The roots of National Women’s History Month go back to March 8, 1857, when women from New York City factories staged a protest over working conditions. International Women’s Day was first observed in 1909, but it wasn’t until 1981 that Congress established National Women’s History Week to be commemorated the second week of March. In 1987, Congress expanded the week to a month. Every year since, Congress has passed a resolution for Women’s History Month, and the President has issued a proclamation.
Following are some key statistics compiled by the U.S. Census Bureau in honor of Women's History Month.
The number of females in the U.S. as of July 2014. The number of males was 157.0 million.

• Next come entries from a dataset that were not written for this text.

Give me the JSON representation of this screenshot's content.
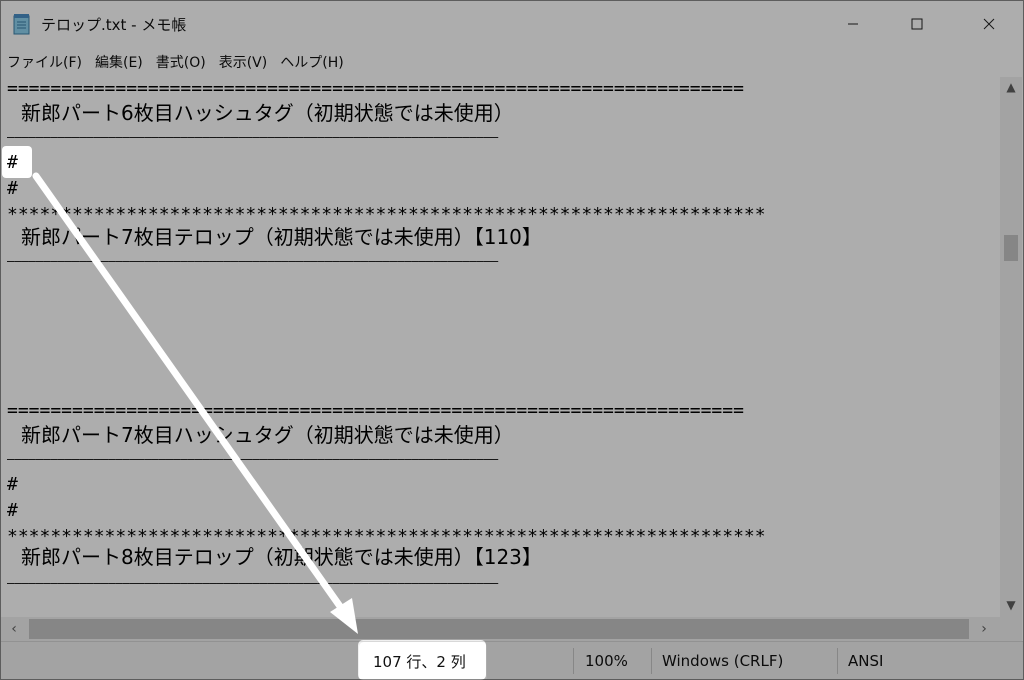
{
  "window": {
    "title": "テロップ.txt - メモ帳",
    "controls": {
      "minimize": "—",
      "maximize": "☐",
      "close": "✕"
    }
  },
  "menu": {
    "items": [
      "ファイル(F)",
      "編集(E)",
      "書式(O)",
      "表示(V)",
      "ヘルプ(H)"
    ]
  },
  "editor": {
    "lines": {
      "l1": "====================================================================",
      "l2": "新郎パート6枚目ハッシュタグ（初期状態では未使用）",
      "l3": "――――――――――――――――――――――――――――――――――――――――――――――――――――――――――――――――――――",
      "l4": "#",
      "l5": "#",
      "l6": "**********************************************************************",
      "l7": "新郎パート7枚目テロップ（初期状態では未使用）【110】",
      "l8": "――――――――――――――――――――――――――――――――――――――――――――――――――――――――――――――――――――",
      "l9": "====================================================================",
      "l10": "新郎パート7枚目ハッシュタグ（初期状態では未使用）",
      "l11": "――――――――――――――――――――――――――――――――――――――――――――――――――――――――――――――――――――",
      "l12": "#",
      "l13": "#",
      "l14": "**********************************************************************",
      "l15": "新郎パート8枚目テロップ（初期状態では未使用）【123】",
      "l16": "――――――――――――――――――――――――――――――――――――――――――――――――――――――――――――――――――――"
    }
  },
  "scrollbars": {
    "up": "▲",
    "down": "▼",
    "left": "‹",
    "right": "›"
  },
  "status": {
    "position": "107 行、2 列",
    "zoom": "100%",
    "line_ending": "Windows (CRLF)",
    "encoding": "ANSI"
  },
  "icons": {
    "app": "notepad-icon"
  }
}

Percentage of social scientists who were women, the heaviest representation of women among all STEM (science, technology, engineering and math) fields. Among other STEM fields, approximately 14 percent of engineers, 45 percent of mathematicians and statisticians, and 47 percent of life scientists were women. The rates of mathematicians and statisticians, and life scientists are not statistically different from each other.
Number of women veterans in the United States in 2014.
The median annual earnings of women 15 or older who worked year-round, full time in 2014. In comparison, the median annual earnings of men were $50,383.
Estimated percent of U.S. firms that were owned by women in 2012. They constituted the majority of firms in the health care and social assistance sector (62.5 percent), the educational services sector (54.2 percent) and the “other services” sector (51.8 percent). For comparison, women accounted for 51.4 percent of the 18-and-older population in the U.S. in 2012.
For more key statistics, please see the U.S. Census Bureau's latest issue of Facts for Features Women’s History Month: March 2016.